Gramm: It’s been a while now, and recovery has been slow.  Four or five years after the operation, I was still not firing on all cylinders.  It is what it is though.  While the operation was a success and my life wasn’t in danger, the damage done by the tumor left me less than whole, that is, in terms of functioning as a normal human being.  I had to really work on putting the pieces of my life back together, doing certain day to day things and re- teaching myself.  Because of the tumor my memory of certain things was very spotty.  It was really unfortunate because the area where it was the most spotty were the lyrics to my songs.


I used to be the kind of guy who ran all over the stage.  But after my operation my equilibrium was off.  I wasn’t running anyplace.  I was planted in one place the whole night and I had lyrics pasted to the floor all around me.  It wasn’t that I would forget everything.  I would start the song and the third line in the second verse was just blank to me.  When that point came, I would look down to a certain piece of paper and there it was for me.  I would sing that line and the rest of the song I’d be okay.  Now the memory is getting better and better.  I think my condition is better and better.  I’m feeling stronger.  I dropped a lot of weight that I had gained from the steroids I was taking.  Although I am feeling better I’m getting a little older too.  No more jumping off the lighting rigs for me.

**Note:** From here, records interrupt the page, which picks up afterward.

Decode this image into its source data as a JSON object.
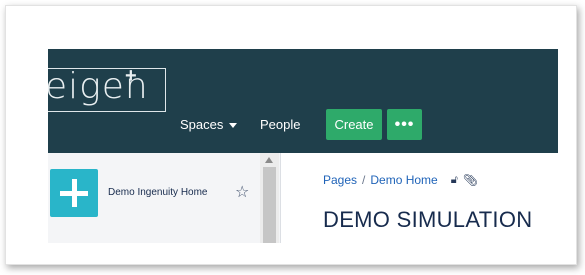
{
  "header": {
    "logo_text": "eigen",
    "logo_superscript": "+",
    "nav": {
      "spaces_label": "Spaces",
      "people_label": "People"
    },
    "create_label": "Create",
    "more_label": "•••",
    "bg_color": "#1f3f4b",
    "accent_color": "#2eaa6a"
  },
  "sidebar": {
    "space_name": "Demo Ingenuity Home",
    "space_icon": "plus-icon",
    "star_icon": "star-icon",
    "icon_color": "#29b5c9"
  },
  "content": {
    "breadcrumb": {
      "item1": "Pages",
      "separator": "/",
      "item2": "Demo Home"
    },
    "lock_icon": "lock-open-icon",
    "attachment_icon": "paperclip-icon",
    "title": "DEMO SIMULATION"
  }
}
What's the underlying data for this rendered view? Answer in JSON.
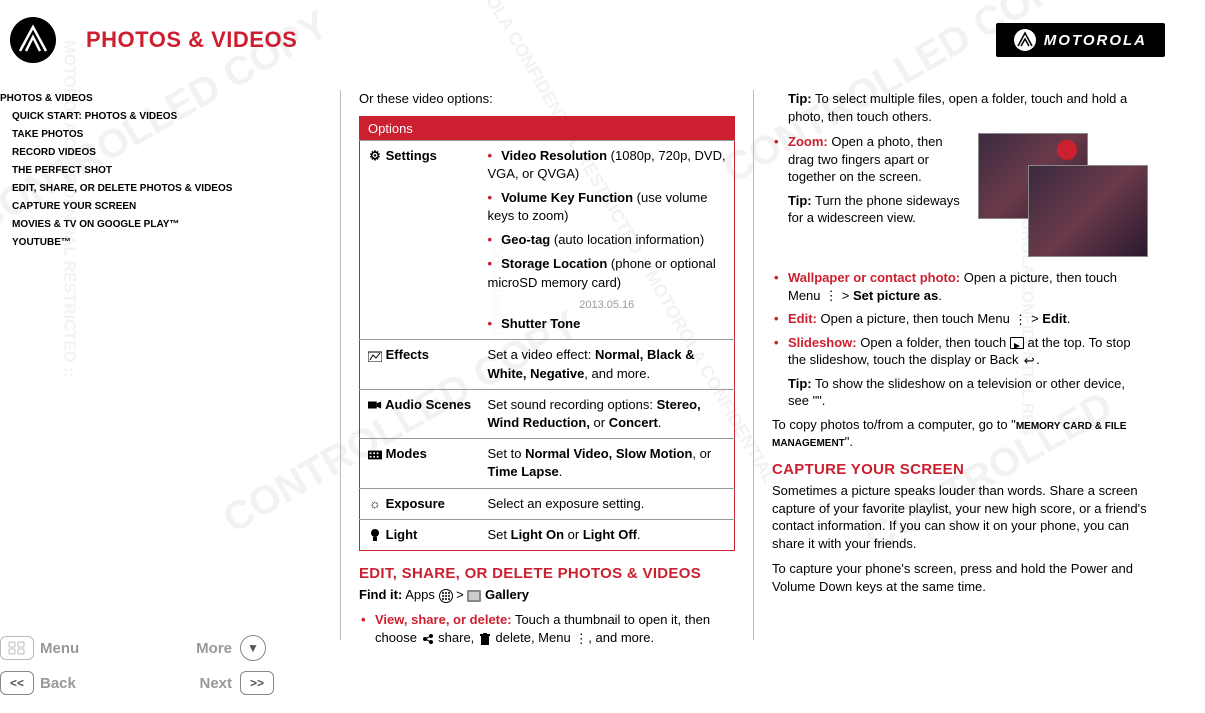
{
  "header": {
    "title": "PHOTOS & VIDEOS",
    "brand": "MOTOROLA"
  },
  "sidebar": {
    "items": [
      {
        "label": "PHOTOS & VIDEOS",
        "indent": false
      },
      {
        "label": "QUICK START: PHOTOS & VIDEOS",
        "indent": true
      },
      {
        "label": "TAKE PHOTOS",
        "indent": true
      },
      {
        "label": "RECORD VIDEOS",
        "indent": true
      },
      {
        "label": "THE PERFECT SHOT",
        "indent": true
      },
      {
        "label": "EDIT, SHARE, OR DELETE PHOTOS & VIDEOS",
        "indent": true
      },
      {
        "label": "CAPTURE YOUR SCREEN",
        "indent": true
      },
      {
        "label": "MOVIES & TV ON GOOGLE PLAY™",
        "indent": true
      },
      {
        "label": "YOUTUBE™",
        "indent": true
      }
    ]
  },
  "col1": {
    "intro": "Or these video options:",
    "table_header": "Options",
    "rows": {
      "settings": {
        "label": "Settings",
        "items": [
          {
            "b": "Video Resolution",
            "t": " (1080p, 720p, DVD, VGA, or QVGA)"
          },
          {
            "b": "Volume Key Function",
            "t": " (use volume keys to zoom)"
          },
          {
            "b": "Geo-tag",
            "t": " (auto location information)"
          },
          {
            "b": "Storage Location",
            "t": " (phone or optional microSD memory card)"
          },
          {
            "b": "Shutter Tone",
            "t": ""
          }
        ]
      },
      "effects": {
        "label": "Effects",
        "text_pre": "Set a video effect: ",
        "bold": "Normal, Black & White, Negative",
        "text_post": ", and more."
      },
      "audio": {
        "label": "Audio Scenes",
        "text_pre": "Set sound recording options: ",
        "bold": "Stereo, Wind Reduction,",
        "text_post": " or ",
        "bold2": "Concert",
        "text_end": "."
      },
      "modes": {
        "label": "Modes",
        "text_pre": "Set to ",
        "bold": "Normal Video, Slow Motion",
        "text_post": ", or ",
        "bold2": "Time Lapse",
        "text_end": "."
      },
      "exposure": {
        "label": "Exposure",
        "text": "Select an exposure setting."
      },
      "light": {
        "label": "Light",
        "text_pre": "Set ",
        "bold": "Light On",
        "text_mid": " or ",
        "bold2": "Light Off",
        "text_end": "."
      }
    },
    "section_h": "EDIT, SHARE, OR DELETE PHOTOS & VIDEOS",
    "findit_label": "Find it:",
    "findit_path_1": "Apps",
    "findit_path_2": "Gallery",
    "view": {
      "label": "View, share, or delete:",
      "text": " Touch a thumbnail to open it, then choose ",
      "share": " share, ",
      "delete": " delete, Menu ",
      "end": ", and more."
    }
  },
  "col2": {
    "tip1_label": "Tip:",
    "tip1_text": " To select multiple files, open a folder, touch and hold a photo, then touch others.",
    "zoom": {
      "label": "Zoom:",
      "text": " Open a photo, then drag two fingers apart or together on the screen."
    },
    "tip2_label": "Tip:",
    "tip2_text": " Turn the phone sideways for a widescreen view.",
    "wallpaper": {
      "label": "Wallpaper or contact photo:",
      "text": " Open a picture, then touch Menu ",
      "arrow": " > ",
      "bold": "Set picture as",
      "end": "."
    },
    "edit": {
      "label": "Edit:",
      "text": " Open a picture, then touch Menu ",
      "arrow": " > ",
      "bold": "Edit",
      "end": "."
    },
    "slideshow": {
      "label": "Slideshow:",
      "text": " Open a folder, then touch ",
      "text2": " at the top. To stop the slideshow, touch the display or Back ",
      "end": "."
    },
    "tip3_label": "Tip:",
    "tip3_text": " To show the slideshow on a television or other device, see \"\".",
    "copy_pre": "To copy photos to/from a computer, go to \"",
    "copy_link": "MEMORY CARD & FILE MANAGEMENT",
    "copy_post": "\".",
    "capture_h": "CAPTURE YOUR SCREEN",
    "capture_p1": "Sometimes a picture speaks louder than words. Share a screen capture of your favorite playlist, your new high score, or a friend's contact information. If you can show it on your phone, you can share it with your friends.",
    "capture_p2": "To capture your phone's screen, press and hold the Power and Volume Down keys at the same time."
  },
  "footer": {
    "menu": "Menu",
    "more": "More",
    "back": "Back",
    "next": "Next"
  },
  "watermark_center": "2013.05.16"
}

Rocker: Does it bother you that Foreigner has continued without you?
Gramm: I understand that Mick (Jones) is very proud that he started that band and that he still wants to keep the name going.  But the trouble is that now because of his health issues, some nights there is not one real Foreigner in the band.  Yet they still continue playing.  He goes out occasionally and will do half the show.  I feel bad that he has had health problems.  I know he knows now what it was like when I was having problems.  Back then management and he were insistent that we continue touring when my doctors told me I had no business being on the road at all.  Sometimes he plays.  Sometimes he doesn’t.  Sometimes he’ll play half a show or not at all.  When I was in that critical situation it was a little different.  But it’s not fair to the fans.


Rocker: I imagine you have signed a lot of autographs.  What is the strangest thing you’ve ever been asked to sign?
Gramm: The strangest thing I had to sign was a great big woman’s breasts.


Rocker: Were the breasts big or the woman?
Gramm: Both.


Rocker: Are you working on a new solo CD?
Gramm: Possibly.  We have about a half dozen songs written that we are looking and listening hard to. We may put out an E.P. at some point. Also sometime in September I think Mick (Jones) and I are going to get together, which I’m really looking forward to.  We’re gonna see if some of the old magic is there without any catches, glitches or preconceived determinations.  We’re just gonna get together and write.


Rocker: How did this reunion come about?
Gramm: I think when we got inducted into the Songwriters Hall Of Fame in 2013 and we were rehearsing to play live for that show, we had a chance to have lunch and just talk.  I could feel the friendship rekindling again.  Without rushing into anything.  He has his own band.  I have my band.  But I think all we’ve done together and all we’ve been through…  We just kind of loosely committed to seeing if any of that magic is there.  I’m excited about it.